1. What is the difference between using a vacuum bag and bolt force when fabricating a carbon fiber wing?

The main difference between using a vacuum bag and bolt force when fabricating a carbon fiber wing is the method of applying pressure to the composite materials. In vacuum bagging, a vacuum is used to compress the materials and remove any excess air, while in bolt force, mechanical pressure is applied using bolts or clamps.

2. Which method is more commonly used in the industry?

Vacuum bagging is the more commonly used method in the industry due to its ability to produce consistent and uniform pressure, resulting in a higher quality product. It is also a more cost-effective and efficient method compared to bolt force.

3. What are the advantages of using a vacuum bag?

Using a vacuum bag in carbon fiber wing fabrication has several advantages. It allows for better consolidation of the composite materials, resulting in a stronger and more lightweight product. It also eliminates the need for additional tooling, reduces the risk of voids or air pockets, and can be used for larger and more complex shapes.

4. Are there any disadvantages to using a vacuum bag?

One potential disadvantage of using a vacuum bag is the need for a vacuum pump and equipment, which can be expensive. It also requires a certain level of skill and experience to properly set up and monitor the vacuum pressure. Additionally, the process can be time-consuming, as the materials need to be left under vacuum for a specific amount of time to cure properly.

5. Can bolt force be used in conjunction with vacuum bagging?

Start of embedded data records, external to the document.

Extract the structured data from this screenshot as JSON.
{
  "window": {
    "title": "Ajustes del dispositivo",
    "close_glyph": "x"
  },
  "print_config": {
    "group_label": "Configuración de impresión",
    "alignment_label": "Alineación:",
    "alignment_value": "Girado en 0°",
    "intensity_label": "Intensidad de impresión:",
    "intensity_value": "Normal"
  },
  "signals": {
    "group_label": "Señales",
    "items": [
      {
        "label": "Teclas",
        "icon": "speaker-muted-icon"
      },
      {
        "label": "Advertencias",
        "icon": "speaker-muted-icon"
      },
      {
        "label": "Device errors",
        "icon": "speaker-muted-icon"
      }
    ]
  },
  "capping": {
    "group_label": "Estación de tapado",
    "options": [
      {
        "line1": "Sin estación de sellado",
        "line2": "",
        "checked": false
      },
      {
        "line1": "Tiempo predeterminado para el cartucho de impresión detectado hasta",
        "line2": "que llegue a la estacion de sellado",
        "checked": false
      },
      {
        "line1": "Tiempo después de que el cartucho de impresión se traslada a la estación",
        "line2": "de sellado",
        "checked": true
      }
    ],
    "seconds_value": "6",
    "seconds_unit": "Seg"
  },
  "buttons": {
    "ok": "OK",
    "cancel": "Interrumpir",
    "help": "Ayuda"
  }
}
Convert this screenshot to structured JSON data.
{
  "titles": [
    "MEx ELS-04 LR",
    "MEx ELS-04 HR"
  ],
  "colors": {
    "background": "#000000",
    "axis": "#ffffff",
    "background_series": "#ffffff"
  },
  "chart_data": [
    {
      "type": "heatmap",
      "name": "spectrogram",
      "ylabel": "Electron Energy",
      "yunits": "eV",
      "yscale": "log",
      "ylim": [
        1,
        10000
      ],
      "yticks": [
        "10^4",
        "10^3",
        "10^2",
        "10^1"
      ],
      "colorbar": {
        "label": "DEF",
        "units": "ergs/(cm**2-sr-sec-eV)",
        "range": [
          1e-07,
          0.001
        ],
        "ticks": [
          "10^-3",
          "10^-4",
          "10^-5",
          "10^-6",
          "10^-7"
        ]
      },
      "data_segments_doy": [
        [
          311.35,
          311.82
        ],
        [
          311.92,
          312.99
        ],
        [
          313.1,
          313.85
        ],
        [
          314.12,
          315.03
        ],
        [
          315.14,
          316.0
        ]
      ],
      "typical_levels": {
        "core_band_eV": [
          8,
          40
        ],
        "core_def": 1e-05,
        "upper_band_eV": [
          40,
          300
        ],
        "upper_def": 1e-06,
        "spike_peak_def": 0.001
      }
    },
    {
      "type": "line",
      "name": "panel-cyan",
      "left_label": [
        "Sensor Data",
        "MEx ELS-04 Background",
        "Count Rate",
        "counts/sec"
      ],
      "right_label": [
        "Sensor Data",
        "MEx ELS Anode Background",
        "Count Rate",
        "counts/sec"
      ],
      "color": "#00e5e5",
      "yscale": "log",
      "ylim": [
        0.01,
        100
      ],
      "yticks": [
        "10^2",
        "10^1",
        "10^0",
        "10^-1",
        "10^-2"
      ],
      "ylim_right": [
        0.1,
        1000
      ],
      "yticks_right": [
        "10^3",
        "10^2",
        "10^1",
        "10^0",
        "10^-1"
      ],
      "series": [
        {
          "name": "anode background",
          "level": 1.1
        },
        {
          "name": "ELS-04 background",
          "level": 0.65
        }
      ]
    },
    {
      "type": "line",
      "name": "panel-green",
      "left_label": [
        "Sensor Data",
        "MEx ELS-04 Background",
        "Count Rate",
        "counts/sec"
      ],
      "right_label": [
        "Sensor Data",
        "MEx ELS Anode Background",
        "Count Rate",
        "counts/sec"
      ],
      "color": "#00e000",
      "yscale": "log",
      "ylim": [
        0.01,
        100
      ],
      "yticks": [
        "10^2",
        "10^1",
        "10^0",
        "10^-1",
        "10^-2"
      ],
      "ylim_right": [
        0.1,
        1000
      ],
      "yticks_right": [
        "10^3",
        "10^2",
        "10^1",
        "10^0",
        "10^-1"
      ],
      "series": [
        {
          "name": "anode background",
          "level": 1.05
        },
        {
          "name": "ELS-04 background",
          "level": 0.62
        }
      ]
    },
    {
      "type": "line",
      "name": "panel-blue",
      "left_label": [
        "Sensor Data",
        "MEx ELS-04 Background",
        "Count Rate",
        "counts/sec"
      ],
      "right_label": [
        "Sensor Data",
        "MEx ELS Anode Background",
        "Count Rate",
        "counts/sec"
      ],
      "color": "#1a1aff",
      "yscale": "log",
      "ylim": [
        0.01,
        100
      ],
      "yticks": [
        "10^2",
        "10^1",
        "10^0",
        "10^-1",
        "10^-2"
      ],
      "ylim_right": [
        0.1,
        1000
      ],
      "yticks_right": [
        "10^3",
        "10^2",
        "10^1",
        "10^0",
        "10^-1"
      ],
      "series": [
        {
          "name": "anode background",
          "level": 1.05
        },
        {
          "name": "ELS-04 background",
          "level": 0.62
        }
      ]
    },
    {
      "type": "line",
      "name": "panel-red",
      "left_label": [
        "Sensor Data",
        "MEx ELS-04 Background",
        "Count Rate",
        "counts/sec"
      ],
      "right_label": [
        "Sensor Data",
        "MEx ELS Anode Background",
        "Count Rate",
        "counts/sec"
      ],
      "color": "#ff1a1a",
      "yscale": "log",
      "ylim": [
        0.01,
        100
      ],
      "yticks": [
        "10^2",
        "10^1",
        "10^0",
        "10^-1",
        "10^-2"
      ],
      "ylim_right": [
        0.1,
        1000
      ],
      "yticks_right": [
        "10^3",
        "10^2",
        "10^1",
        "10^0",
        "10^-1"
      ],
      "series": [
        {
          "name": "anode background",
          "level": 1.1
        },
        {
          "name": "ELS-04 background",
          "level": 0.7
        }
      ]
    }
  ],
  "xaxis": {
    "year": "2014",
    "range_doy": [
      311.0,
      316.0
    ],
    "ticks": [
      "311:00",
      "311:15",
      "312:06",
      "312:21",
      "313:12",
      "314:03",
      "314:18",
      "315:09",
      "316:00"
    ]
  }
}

Yes, bolt force can be used in conjunction with vacuum bagging to provide additional pressure and ensure proper consolidation of the materials. This method is often used in more complex or critical applications to achieve the desired strength and quality of the carbon fiber wing.